The co-founder and former bassist for the band Nirvana, Krist Novoselic, has kind words for Celine Dion fans over at Time. It's a contribution to a new, expanded edition of a 2007 book praising the Quebecois songbird's massive 1997 album, Let's Talk About Love.
Novoselic has spent much of his post-Nirvana days engaged in political activity that's pretty wide-ranging. He has always struck me as a genial, good guy, if a bit crunchy-prog for my tastes. He's donated both to Barack Obama and Ron Paul and is the frontman for an organization that pushes proportional voting as a fix to what ails democracy. In 2004, he published a book called Of Grunge and Government: Let's Fix This Broken Democracy.
So what do politics have to do with Celine Dion fans? Novoselic argues:
Subversion is a cool look, but without action it is nothing more than a pose. Of course some hipster can kick around Céline Dion, but this kind of thing is too easy in the course of the care and feeding of a smug self-image.
OK, fair enough, though that's a reminder that Nirvana and its fans tended to take themselves way too seriously. Earlier iterations of punk (the Ramones, say) tended to love what they loved without apology or worrying overly much as to whether they were following a script.
All too often, I think, post-punk figures were way too earnest all the time. They took the world way too cereal (interestingly, The Foo Fighters, the band founded by former Nirvana drummer Dave Grohl, is all the more entertaining and accomplished for not taking itself too seriously).
Novoselic imagines the modal Dion fan thus:
The people who attend [legislative and policy] hearings are mainstream types who probably listen to Céline Dion – hardly the kind of subversive music that primes storming the barricades….
Organizing requires submission to a group, not subversion. Remember that another term for "band" is "group": The band works together to make its sound. With political association, instead of drums and guitars, the group elects officers and passes action resolutions, all while following the rules of Robert's Rules of Order….The truth is that someone with a self-image as a subversive needs to work with a mainstreamer Céline Dion fan to meet reform goals. That doesn't mean you have to listen to Dion's songs or that they need to embrace your own subculture. But you do have to listen and work with others – just like a good band does….
After the music and crowds leave, who's going to be there to clean up the glass and splintered furniture and start holding meetings regarding the people's business? The answer will always be found among the kinds of folks willing to spend long hours in meetings, and most of those people are more like Céline Dion fans.

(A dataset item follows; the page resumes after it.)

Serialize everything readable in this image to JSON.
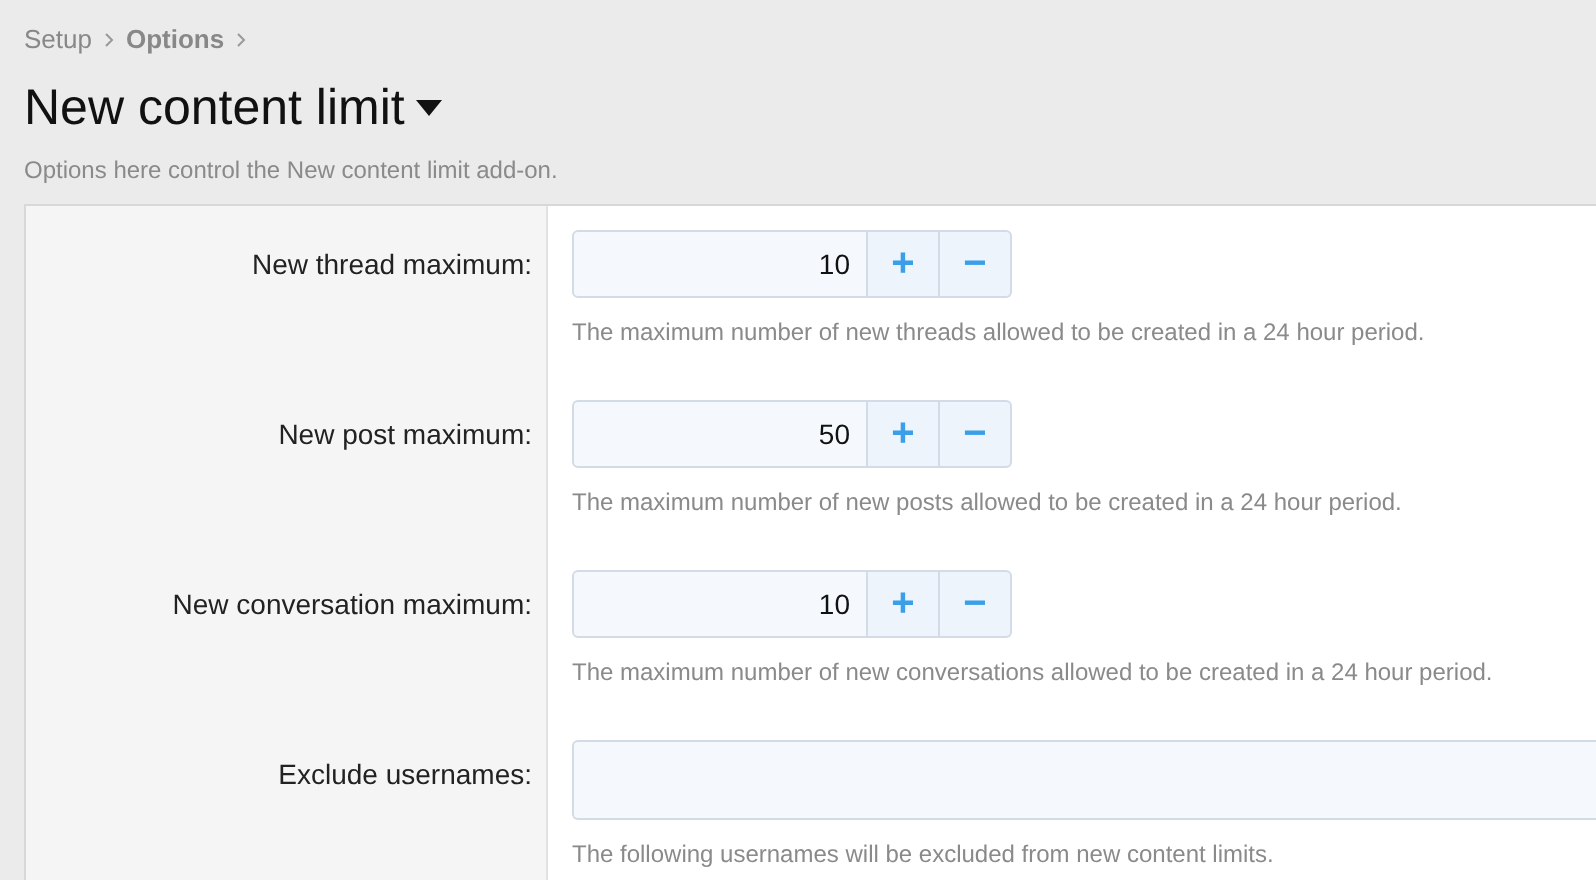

Am I wrong to find his POV here pretty insulting to Celine Dion fans and wildly off-base about how bands operate, too?
His idyll of rock band as utopian democracy is not at all compelling. From the Beatles to the Stones to the Who to Talking Heads to the Go-Gos to you name it, rock groups are notorious for brutal internal tyranny. It's a rare crew indeed where everyone has an equal say and the music still comes out sounding good.
As to the larger point about politics, I get what Novoselic is saying: Reform isn't simply about tossing grenades and tearing stuff up. It's about following through. But does he really have to "other" Celine Dion fans to make that point? The notion of subversives vs. mainstreamers seems incredibly out of date. That's in large part thanks precisely to bands such as Nirvana—and so many other performers in the rock 'n' roll circus—that ushered in a thoroughly post-mainstream age. After Sigue Sigue Sputnik, the deluge! and all that. Because of large- and small-scale shifts in technology and social mores, we live in a robust age of plenitude, mutation, and DIYism. When Novoselic invokes his olde-tyme binary, he might as well be talking about the Jets and the Sharks from West Side Story.
Ironically, the original version of the book to which Novoselic is contributing is subtitled "Why other people have such bad taste." Carl Wilson's 2007 volume is a terrific read precisely because it blows apart taste as a meaningful cultural category and replaces it instead with an appreciation for how fans process their objects of desire and how they speak through them (some of us at Reason are fond of talking about this as "the expressive view of culture"). It's a much richer understanding of how culture operates and one that dispenses with tired old Mandarin ways of separating culture into categories—high/low, uplifting/degenerate, good/bad, etc.—designed to end conversations rather than promote them.